[In this image: A patinaed palette of antique wood, milky marble, and smoky blues carry throughout the home. Flip-Up Hobs Stove, Alpes Inox.]
That idea is stylishly put into practice at their Paris apartment, where a palette of misty blue-grays draws inspiration from the zinc roofs and bistro counters of their adopted city, as well as the light blue in the interiors of Montmartre’s Hôtel Particulier and Brasserie à L’Ancienne.
[In this image: Punto 2 PL Spot Light, Davide Groppi, $336.]
Affuso and Badesco were “very lucky” to find original finishings and only introduced new tile in the bathroom and kitchen, where they designed the oak cabinets themselves using wood sourced from old French shop counters. The Smeg appliances complement the vintage aesthetic, and Carrara marble counters feel solid and stately.
The pair’s approach overall is best described as restoration rather than renovation. “We try to interpret the intrinsic features of a place,” Affuso explains. “Sometimes under a painted wall we’ll find a ruined decoration, and we’ll keep that. We prefer the sound of a creaky wooden floor and being a little chilly if it means keeping the old, charming, blown-glass windows.”
In any project they undertake, they bring a respect for the architecture, history, and spirit of a space. “It’s sort of a puzzle,” says Badesco, “where every piece has a special meaning and represents a part of our lives.”
[In this image: In the bathroom, Affuso and Badesco covered the walls and floor with modern geometric tile, which contrasts with the antique shower doors and sink. Tiles, Kalos.]

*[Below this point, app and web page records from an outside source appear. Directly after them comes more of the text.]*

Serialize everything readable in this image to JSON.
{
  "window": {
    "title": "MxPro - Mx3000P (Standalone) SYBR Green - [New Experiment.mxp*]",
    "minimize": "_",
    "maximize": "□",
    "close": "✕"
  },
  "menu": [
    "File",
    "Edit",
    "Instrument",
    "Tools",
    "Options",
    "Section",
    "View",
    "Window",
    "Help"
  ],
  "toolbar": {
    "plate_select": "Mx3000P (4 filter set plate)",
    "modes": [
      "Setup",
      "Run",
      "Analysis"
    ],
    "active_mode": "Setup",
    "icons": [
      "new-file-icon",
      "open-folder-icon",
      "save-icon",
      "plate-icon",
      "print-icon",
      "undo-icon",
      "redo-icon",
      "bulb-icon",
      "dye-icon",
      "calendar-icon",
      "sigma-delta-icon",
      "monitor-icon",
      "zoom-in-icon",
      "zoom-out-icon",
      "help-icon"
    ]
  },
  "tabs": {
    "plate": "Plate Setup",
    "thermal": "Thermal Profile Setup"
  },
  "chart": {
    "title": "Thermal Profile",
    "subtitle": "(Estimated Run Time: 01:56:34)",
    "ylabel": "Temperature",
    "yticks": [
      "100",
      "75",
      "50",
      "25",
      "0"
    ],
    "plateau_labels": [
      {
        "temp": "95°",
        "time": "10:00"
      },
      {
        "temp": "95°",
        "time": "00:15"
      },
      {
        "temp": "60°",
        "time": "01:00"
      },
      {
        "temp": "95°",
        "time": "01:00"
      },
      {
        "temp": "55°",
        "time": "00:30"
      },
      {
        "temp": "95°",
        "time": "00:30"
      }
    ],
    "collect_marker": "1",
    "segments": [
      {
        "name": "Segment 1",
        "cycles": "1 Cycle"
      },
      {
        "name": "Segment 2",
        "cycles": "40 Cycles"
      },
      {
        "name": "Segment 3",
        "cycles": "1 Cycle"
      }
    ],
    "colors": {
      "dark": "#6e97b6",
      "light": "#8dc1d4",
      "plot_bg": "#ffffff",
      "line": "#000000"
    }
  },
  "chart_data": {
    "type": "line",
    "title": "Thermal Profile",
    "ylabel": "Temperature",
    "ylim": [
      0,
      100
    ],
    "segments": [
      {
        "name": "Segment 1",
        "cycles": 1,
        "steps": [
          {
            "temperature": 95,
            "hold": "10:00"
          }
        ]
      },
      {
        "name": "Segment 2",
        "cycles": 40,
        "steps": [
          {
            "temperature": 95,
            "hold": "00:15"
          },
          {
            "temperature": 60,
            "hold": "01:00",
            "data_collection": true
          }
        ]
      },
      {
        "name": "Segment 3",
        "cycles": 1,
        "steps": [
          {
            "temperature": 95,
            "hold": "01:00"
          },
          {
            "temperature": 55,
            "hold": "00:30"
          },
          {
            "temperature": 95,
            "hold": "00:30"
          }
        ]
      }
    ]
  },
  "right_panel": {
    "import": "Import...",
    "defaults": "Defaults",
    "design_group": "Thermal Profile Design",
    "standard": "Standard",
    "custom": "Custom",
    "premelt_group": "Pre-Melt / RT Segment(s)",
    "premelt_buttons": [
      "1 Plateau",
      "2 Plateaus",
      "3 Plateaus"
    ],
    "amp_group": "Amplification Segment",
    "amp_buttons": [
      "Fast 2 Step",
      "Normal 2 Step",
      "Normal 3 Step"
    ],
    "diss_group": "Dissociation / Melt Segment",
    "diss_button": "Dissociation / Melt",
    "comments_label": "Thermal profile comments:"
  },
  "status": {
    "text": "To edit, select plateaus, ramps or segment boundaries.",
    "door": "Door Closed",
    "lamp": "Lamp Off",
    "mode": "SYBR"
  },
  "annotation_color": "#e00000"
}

“We try to interpret the intrinsic features of a place.”
This story originally appeared in the Winter 2017 issue with the headline Rhapsody in Blue.